WHAT YOU WILL DO →
With the images removed, return every line below exactly as it reads.

.....

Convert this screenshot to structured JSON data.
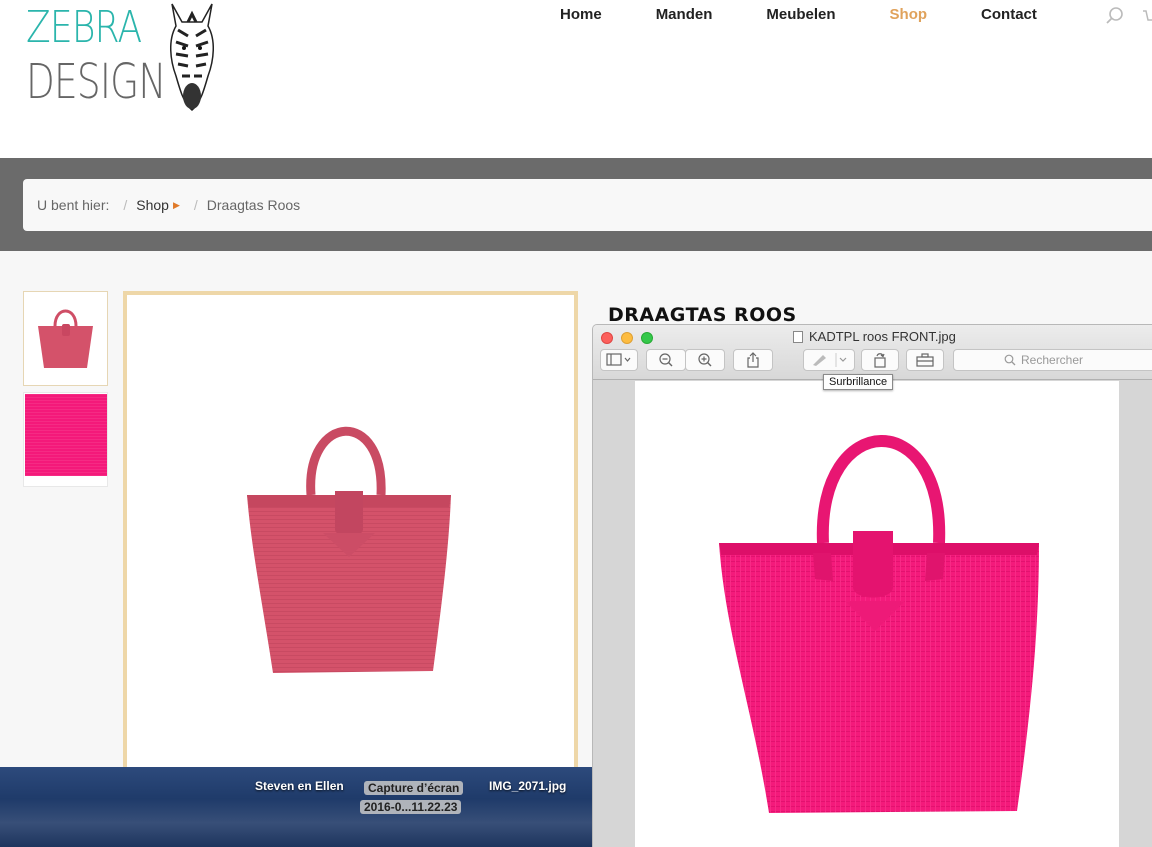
{
  "logo": {
    "line1": "ZEBRA",
    "line2": "DESIGN"
  },
  "nav": {
    "items": [
      "Home",
      "Manden",
      "Meubelen",
      "Shop",
      "Contact"
    ],
    "active": "Shop"
  },
  "breadcrumb": {
    "prefix": "U bent hier:",
    "link": "Shop",
    "current": "Draagtas Roos"
  },
  "product": {
    "title": "DRAAGTAS ROOS"
  },
  "preview_window": {
    "title": "KADTPL roos FRONT.jpg",
    "search_placeholder": "Rechercher",
    "tooltip": "Surbrillance"
  },
  "desktop": {
    "items": [
      {
        "label": "Steven en Ellen"
      },
      {
        "label": "Capture d’écran",
        "sublabel": "2016-0...11.22.23"
      },
      {
        "label": "IMG_2071.jpg"
      }
    ]
  },
  "colors": {
    "accent": "#e0a25b",
    "teal": "#2bb5ac",
    "bag_muted": "#d4526a",
    "bag_pink": "#f4197a"
  }
}
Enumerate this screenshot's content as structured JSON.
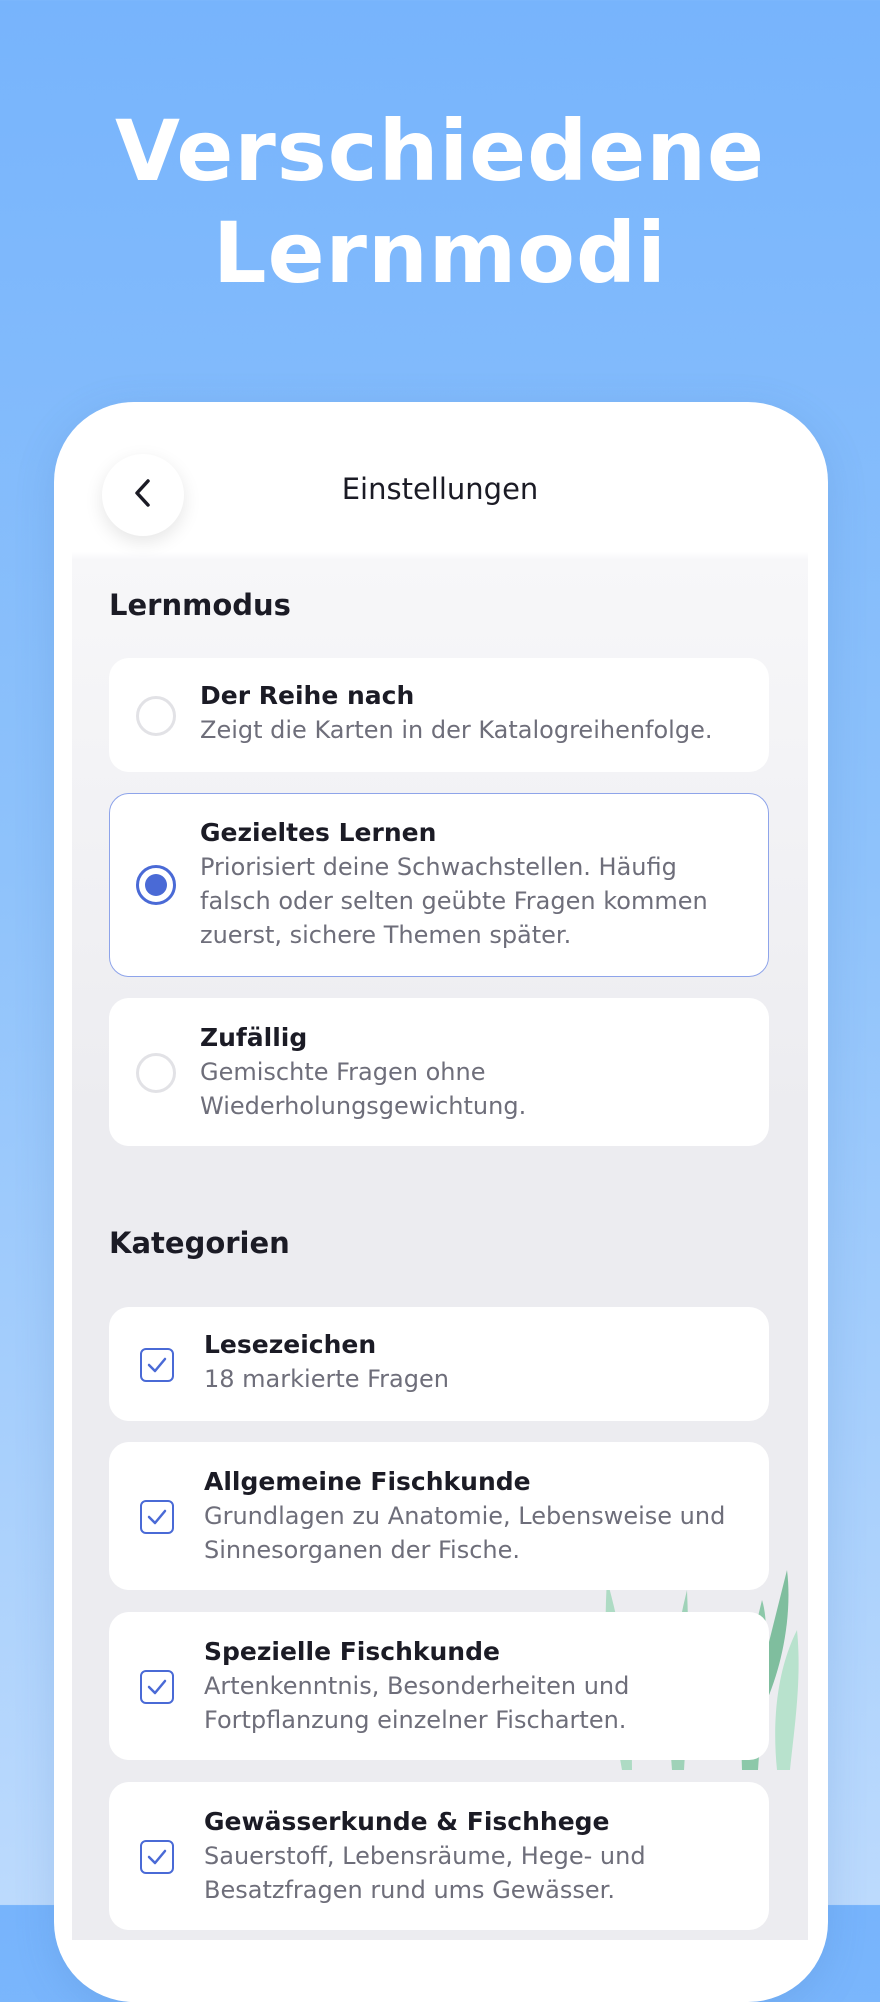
{
  "headline": {
    "line1": "Verschiedene",
    "line2": "Lernmodi"
  },
  "header": {
    "title": "Einstellungen",
    "back_icon": "chevron-left-icon"
  },
  "lernmodus": {
    "heading": "Lernmodus",
    "options": [
      {
        "title": "Der Reihe nach",
        "description": "Zeigt die Karten in der Katalogreihenfolge.",
        "selected": false
      },
      {
        "title": "Gezieltes Lernen",
        "description_lines": [
          "Priorisiert deine Schwachstellen. Häufig",
          "falsch oder selten geübte Fragen kommen",
          "zuerst, sichere Themen später."
        ],
        "selected": true
      },
      {
        "title": "Zufällig",
        "description_lines": [
          "Gemischte Fragen ohne",
          "Wiederholungsgewichtung."
        ],
        "selected": false
      }
    ]
  },
  "kategorien": {
    "heading": "Kategorien",
    "items": [
      {
        "title": "Lesezeichen",
        "description": "18 markierte Fragen",
        "checked": true
      },
      {
        "title": "Allgemeine Fischkunde",
        "description_lines": [
          "Grundlagen zu Anatomie, Lebensweise und",
          "Sinnesorganen der Fische."
        ],
        "checked": true
      },
      {
        "title": "Spezielle Fischkunde",
        "description_lines": [
          "Artenkenntnis, Besonderheiten und",
          "Fortpflanzung einzelner Fischarten."
        ],
        "checked": true
      },
      {
        "title": "Gewässerkunde & Fischhege",
        "description_lines": [
          "Sauerstoff, Lebensräume, Hege- und",
          "Besatzfragen rund ums Gewässer."
        ],
        "checked": true
      }
    ]
  },
  "colors": {
    "accent": "#4a6ad6",
    "background_top": "#77b4fc",
    "selected_border": "#8ea4ea"
  }
}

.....

ANSWER SECTION →
Convert this screenshot to structured JSON data.
{
  "logo": {
    "line1": "ZEBRA",
    "line2": "DESIGN"
  },
  "nav": {
    "items": [
      "Home",
      "Manden",
      "Meubelen",
      "Shop",
      "Contact"
    ],
    "active": "Shop"
  },
  "breadcrumb": {
    "prefix": "U bent hier:",
    "link": "Shop",
    "current": "Draagtas Roos"
  },
  "product": {
    "title": "DRAAGTAS ROOS"
  },
  "preview_window": {
    "title": "KADTPL roos FRONT.jpg",
    "search_placeholder": "Rechercher",
    "tooltip": "Surbrillance"
  },
  "desktop": {
    "items": [
      {
        "label": "Steven en Ellen"
      },
      {
        "label": "Capture d’écran",
        "sublabel": "2016-0...11.22.23"
      },
      {
        "label": "IMG_2071.jpg"
      }
    ]
  },
  "colors": {
    "accent": "#e0a25b",
    "teal": "#2bb5ac",
    "bag_muted": "#d4526a",
    "bag_pink": "#f4197a"
  }
}
Enumerate this screenshot's content as structured JSON.
{
  "headline": {
    "line1": "Verschiedene",
    "line2": "Lernmodi"
  },
  "header": {
    "title": "Einstellungen",
    "back_icon": "chevron-left-icon"
  },
  "lernmodus": {
    "heading": "Lernmodus",
    "options": [
      {
        "title": "Der Reihe nach",
        "description": "Zeigt die Karten in der Katalogreihenfolge.",
        "selected": false
      },
      {
        "title": "Gezieltes Lernen",
        "description_lines": [
          "Priorisiert deine Schwachstellen. Häufig",
          "falsch oder selten geübte Fragen kommen",
          "zuerst, sichere Themen später."
        ],
        "selected": true
      },
      {
        "title": "Zufällig",
        "description_lines": [
          "Gemischte Fragen ohne",
          "Wiederholungsgewichtung."
        ],
        "selected": false
      }
    ]
  },
  "kategorien": {
    "heading": "Kategorien",
    "items": [
      {
        "title": "Lesezeichen",
        "description": "18 markierte Fragen",
        "checked": true
      },
      {
        "title": "Allgemeine Fischkunde",
        "description_lines": [
          "Grundlagen zu Anatomie, Lebensweise und",
          "Sinnesorganen der Fische."
        ],
        "checked": true
      },
      {
        "title": "Spezielle Fischkunde",
        "description_lines": [
          "Artenkenntnis, Besonderheiten und",
          "Fortpflanzung einzelner Fischarten."
        ],
        "checked": true
      },
      {
        "title": "Gewässerkunde & Fischhege",
        "description_lines": [
          "Sauerstoff, Lebensräume, Hege- und",
          "Besatzfragen rund ums Gewässer."
        ],
        "checked": true
      }
    ]
  },
  "colors": {
    "accent": "#4a6ad6",
    "background_top": "#77b4fc",
    "selected_border": "#8ea4ea"
  }
}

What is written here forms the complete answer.